We're excited to present a condensed version of Wild Sounds at the Wex this month, and to welcome Genevieve and contributor Cauleen Smith to help us close out the program on Tuesday, March 21. Cauleen, a groundbreaking interdisciplinary artist and Afrofuturist whose film work will soon be featured in the 2017 Whitney Biennial, presents three films in the program. These include the short Sine at the Canyon & Sine at the Sea, which the filmmaker began in 2010 but didn't call finished until 2016. It connects images of natural grandeur—a wooded canyon, waves crashing around a long pier—with archived footage from NASA, and mixes them with sounds ranging from the voice of white nationalist Richard Spencer to the voice of the artist herself, as her occasional alter ego, Kelly Gabron. The evolution of the film to its current form was prompted in part by the request from Chris and Genevieve to include the short in their program, and in part by the November election. We asked Cauleen to tell us a little more about this process. Join us next week to see the result, along with Cauleen's Chronicles of a Lying Spirit (by Kelly Gabron) and Entitled, and works by Carolyn Lazard, Anne Charlotte Robinson, and Martine Syms.

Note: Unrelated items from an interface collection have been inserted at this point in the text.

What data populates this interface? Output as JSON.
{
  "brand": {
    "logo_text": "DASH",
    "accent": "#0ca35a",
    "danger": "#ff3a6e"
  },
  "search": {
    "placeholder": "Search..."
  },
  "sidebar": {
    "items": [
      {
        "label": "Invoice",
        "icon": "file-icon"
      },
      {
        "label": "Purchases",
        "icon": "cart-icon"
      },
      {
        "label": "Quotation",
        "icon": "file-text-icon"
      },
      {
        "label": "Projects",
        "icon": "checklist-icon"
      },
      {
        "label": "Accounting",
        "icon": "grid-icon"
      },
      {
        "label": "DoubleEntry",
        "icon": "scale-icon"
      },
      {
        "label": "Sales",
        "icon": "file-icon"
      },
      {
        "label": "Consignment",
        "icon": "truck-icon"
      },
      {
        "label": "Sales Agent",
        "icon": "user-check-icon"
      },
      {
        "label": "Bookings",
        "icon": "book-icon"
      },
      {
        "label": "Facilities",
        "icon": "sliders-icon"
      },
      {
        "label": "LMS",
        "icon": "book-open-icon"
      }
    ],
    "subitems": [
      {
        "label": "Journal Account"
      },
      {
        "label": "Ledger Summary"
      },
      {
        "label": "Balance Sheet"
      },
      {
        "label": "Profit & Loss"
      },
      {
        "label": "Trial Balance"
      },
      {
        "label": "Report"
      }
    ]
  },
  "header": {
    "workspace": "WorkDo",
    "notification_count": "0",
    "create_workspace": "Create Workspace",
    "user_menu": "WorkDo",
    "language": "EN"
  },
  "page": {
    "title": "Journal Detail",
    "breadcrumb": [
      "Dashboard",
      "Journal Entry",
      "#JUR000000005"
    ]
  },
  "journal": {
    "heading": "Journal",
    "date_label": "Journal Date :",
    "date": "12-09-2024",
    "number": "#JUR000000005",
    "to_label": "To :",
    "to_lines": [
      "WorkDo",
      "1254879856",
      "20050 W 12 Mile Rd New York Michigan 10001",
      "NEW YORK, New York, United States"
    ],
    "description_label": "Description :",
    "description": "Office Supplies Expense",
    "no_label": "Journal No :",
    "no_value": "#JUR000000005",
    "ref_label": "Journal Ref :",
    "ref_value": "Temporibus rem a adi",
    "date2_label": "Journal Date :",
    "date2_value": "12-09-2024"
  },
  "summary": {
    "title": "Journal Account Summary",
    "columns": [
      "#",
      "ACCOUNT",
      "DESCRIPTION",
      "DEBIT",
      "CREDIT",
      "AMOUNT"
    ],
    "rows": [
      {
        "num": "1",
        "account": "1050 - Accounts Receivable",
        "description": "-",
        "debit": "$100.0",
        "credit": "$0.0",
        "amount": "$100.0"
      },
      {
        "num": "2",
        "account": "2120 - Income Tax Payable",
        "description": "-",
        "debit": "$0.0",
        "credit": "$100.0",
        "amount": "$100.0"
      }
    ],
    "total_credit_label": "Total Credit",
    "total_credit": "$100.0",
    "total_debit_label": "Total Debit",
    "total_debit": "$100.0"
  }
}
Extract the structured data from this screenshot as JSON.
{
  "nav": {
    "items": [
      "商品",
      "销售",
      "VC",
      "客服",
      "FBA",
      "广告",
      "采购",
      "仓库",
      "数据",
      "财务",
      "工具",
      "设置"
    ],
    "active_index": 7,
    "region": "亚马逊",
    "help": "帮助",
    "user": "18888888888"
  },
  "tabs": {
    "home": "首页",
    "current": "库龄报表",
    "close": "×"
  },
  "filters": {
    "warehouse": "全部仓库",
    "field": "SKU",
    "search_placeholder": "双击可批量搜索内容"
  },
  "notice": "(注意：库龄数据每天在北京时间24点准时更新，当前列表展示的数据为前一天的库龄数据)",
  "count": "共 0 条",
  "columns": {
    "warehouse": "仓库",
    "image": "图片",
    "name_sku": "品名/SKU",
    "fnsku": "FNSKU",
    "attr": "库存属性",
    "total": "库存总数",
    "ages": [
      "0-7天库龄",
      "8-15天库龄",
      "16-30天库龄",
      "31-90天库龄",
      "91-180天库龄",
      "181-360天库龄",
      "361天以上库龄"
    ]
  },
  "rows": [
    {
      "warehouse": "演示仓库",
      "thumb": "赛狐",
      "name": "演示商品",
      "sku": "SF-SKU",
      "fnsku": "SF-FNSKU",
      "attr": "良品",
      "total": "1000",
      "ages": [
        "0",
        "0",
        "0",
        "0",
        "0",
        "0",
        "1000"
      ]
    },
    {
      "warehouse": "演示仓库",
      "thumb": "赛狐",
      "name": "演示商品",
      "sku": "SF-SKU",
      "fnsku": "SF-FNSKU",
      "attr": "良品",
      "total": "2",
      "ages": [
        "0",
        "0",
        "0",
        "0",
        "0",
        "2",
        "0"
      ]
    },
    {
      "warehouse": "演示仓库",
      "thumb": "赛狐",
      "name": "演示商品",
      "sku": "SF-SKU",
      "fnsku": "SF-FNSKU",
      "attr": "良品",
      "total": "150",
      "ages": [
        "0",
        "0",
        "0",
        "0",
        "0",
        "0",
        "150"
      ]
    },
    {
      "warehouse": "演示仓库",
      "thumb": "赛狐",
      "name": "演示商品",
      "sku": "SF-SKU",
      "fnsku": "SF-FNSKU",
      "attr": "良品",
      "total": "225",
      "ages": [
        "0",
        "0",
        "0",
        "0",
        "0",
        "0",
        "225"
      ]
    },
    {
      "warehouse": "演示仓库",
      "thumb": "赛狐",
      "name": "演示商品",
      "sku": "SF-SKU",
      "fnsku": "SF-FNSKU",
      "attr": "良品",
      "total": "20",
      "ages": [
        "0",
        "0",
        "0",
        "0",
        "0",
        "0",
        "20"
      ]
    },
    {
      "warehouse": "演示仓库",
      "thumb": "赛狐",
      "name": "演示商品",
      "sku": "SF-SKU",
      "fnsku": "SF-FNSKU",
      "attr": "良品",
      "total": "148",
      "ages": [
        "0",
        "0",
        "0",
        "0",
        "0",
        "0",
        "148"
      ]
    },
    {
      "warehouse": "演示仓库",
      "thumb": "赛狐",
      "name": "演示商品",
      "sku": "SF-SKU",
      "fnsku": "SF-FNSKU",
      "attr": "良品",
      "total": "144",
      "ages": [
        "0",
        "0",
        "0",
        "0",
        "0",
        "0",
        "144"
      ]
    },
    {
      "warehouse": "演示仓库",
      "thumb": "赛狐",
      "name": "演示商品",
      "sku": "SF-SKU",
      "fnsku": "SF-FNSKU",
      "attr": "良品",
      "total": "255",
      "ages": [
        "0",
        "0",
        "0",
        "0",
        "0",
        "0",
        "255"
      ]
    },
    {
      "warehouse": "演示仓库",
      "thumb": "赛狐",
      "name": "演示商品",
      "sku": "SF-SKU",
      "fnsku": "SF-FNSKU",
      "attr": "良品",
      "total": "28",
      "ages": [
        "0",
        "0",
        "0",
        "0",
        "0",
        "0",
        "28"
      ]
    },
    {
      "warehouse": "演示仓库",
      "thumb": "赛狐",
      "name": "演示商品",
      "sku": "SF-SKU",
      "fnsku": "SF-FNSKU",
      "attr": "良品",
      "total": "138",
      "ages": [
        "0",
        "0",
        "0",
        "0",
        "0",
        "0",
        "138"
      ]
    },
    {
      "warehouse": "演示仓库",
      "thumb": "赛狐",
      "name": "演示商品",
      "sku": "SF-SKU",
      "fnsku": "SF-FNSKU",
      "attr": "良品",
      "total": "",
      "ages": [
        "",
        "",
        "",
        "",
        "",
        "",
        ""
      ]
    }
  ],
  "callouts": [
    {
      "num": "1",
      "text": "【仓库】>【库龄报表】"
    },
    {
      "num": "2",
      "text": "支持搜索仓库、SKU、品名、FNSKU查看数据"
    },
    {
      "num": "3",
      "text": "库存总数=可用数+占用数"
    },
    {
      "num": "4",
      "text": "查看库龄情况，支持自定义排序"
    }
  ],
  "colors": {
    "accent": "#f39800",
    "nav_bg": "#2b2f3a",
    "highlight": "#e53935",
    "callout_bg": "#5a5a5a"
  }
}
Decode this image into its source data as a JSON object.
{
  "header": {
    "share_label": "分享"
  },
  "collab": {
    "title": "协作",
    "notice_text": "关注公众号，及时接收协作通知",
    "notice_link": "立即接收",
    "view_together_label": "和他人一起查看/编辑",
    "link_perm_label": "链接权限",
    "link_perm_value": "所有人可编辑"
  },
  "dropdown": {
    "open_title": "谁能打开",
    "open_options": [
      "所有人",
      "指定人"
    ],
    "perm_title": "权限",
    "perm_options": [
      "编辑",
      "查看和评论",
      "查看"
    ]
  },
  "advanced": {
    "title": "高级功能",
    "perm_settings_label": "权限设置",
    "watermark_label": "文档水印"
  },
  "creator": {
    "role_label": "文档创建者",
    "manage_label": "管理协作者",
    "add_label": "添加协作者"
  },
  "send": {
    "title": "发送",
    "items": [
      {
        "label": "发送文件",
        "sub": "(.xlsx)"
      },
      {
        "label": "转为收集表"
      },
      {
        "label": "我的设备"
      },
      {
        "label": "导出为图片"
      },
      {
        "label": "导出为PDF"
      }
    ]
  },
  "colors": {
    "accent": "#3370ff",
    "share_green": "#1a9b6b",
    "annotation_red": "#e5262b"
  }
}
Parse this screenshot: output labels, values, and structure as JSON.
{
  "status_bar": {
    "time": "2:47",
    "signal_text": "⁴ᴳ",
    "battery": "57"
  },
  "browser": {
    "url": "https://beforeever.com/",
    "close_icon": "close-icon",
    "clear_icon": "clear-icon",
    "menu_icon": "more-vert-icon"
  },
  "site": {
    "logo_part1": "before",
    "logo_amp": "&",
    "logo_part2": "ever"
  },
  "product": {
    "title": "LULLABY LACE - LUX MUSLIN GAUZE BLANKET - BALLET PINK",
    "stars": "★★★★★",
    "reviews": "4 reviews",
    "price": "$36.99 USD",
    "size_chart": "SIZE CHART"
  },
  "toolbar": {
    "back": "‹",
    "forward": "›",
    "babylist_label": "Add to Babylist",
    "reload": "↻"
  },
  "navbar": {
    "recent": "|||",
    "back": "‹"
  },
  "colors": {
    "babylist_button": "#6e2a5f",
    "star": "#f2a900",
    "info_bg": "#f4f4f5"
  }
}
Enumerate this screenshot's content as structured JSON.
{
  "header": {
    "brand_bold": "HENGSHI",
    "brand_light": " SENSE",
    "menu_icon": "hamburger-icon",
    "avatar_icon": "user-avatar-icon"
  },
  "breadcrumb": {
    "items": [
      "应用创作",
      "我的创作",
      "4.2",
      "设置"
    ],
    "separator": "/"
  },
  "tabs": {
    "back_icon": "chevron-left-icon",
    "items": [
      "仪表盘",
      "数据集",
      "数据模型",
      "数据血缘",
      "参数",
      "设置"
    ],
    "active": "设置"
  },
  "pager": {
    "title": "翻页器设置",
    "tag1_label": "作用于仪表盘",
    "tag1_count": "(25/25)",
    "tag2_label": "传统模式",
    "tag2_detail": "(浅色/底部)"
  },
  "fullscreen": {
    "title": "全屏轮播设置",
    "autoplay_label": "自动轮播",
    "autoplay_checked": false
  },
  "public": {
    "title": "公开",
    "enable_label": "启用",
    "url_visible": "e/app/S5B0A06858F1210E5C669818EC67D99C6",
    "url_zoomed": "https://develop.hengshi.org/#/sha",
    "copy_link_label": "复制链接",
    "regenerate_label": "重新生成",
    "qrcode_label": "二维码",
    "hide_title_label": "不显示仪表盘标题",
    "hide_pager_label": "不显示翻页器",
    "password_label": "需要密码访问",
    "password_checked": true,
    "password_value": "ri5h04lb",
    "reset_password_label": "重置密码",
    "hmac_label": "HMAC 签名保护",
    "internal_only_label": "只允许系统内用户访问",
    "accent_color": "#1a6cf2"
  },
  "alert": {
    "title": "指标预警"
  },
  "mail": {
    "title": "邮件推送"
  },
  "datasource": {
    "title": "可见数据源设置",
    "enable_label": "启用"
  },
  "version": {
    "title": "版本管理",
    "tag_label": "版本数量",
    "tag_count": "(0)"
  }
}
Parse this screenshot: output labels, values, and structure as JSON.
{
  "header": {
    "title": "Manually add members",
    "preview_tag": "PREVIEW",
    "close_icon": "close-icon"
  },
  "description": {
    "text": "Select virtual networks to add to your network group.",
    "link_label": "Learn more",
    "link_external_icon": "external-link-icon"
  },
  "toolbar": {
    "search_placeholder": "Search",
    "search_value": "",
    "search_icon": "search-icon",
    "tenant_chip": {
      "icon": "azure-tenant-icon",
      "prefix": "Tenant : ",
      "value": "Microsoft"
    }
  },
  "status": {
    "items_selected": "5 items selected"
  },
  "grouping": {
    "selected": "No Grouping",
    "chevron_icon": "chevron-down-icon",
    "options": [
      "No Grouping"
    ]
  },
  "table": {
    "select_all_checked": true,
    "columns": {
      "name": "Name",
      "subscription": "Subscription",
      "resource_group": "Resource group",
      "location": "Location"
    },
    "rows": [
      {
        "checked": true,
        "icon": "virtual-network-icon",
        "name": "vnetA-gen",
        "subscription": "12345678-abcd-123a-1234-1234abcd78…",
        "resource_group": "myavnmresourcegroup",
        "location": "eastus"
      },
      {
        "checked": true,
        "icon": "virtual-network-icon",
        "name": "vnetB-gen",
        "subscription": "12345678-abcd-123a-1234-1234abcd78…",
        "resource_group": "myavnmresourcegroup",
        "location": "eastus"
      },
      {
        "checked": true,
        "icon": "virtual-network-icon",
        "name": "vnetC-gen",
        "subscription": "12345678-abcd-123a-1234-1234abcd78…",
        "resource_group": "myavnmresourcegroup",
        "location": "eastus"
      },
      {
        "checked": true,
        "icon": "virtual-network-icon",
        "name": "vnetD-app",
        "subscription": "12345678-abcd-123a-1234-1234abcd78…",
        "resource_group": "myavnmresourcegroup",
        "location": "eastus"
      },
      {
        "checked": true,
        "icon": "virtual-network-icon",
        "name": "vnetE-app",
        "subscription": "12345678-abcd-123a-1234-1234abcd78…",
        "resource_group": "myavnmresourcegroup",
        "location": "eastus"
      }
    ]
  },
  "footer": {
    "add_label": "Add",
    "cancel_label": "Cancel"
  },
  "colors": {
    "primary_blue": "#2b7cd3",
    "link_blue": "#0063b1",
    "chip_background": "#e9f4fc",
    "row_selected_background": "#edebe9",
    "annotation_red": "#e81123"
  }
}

"I started it in 2010, and I used a silent version as a backdrop of a performance some students I was working with did. I intended to add sound but it never happened. I had it sitting on my Vimeo page. I just didn’t have a reason to finish it.
"Chris and Genevieve must’ve seen it on the page and they asked for it, but I said, 'It's not done. Let me finish it.' That was in June last year. Then the election happened, and that really changed everything. The original film I edited was a frothy ode to NASA—very much a NASA fan film, with a notion of exploration and returning to earth, and this optimistic idea of what you can learn when you go beyond what you know. That just seemed ridiculous with what we were facing.
"I had shot a bunch of footage that I had never bothered to edit in. I went back and looked at it, and strangely, it worked better. It seemed even more appropriate to the current climate: someone walking into the ocean and walking into a canyon. I was already thinking about movement, the most basic kind of movement, a sine wave—the foundation of everything. Also the key to space travel. I started playing with it, but it took some time, partly out of not knowing what to say. Then I thought, maybe the film could be just as inarticulate as I felt. These are frustrating times."